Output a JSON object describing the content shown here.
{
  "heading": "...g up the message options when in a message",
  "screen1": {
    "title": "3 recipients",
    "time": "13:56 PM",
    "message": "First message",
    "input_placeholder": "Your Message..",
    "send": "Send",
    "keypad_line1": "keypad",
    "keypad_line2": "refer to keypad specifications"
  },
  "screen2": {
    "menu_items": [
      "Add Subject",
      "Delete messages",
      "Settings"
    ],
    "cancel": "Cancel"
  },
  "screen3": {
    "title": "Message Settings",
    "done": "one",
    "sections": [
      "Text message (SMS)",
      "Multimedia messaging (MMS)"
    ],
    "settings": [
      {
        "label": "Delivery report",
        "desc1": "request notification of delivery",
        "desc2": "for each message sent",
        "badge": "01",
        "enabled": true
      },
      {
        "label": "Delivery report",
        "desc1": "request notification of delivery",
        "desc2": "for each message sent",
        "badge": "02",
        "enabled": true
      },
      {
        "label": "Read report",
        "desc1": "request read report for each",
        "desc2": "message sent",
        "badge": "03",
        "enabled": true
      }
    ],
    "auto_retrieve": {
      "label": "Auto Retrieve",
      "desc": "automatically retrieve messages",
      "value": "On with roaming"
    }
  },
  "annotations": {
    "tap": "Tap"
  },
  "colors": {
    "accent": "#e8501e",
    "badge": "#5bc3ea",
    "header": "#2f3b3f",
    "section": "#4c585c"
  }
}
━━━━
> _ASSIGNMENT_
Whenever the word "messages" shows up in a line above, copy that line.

> _ANSWER SPACE_
      "Delete messages",
      "desc": "automatically retrieve messages",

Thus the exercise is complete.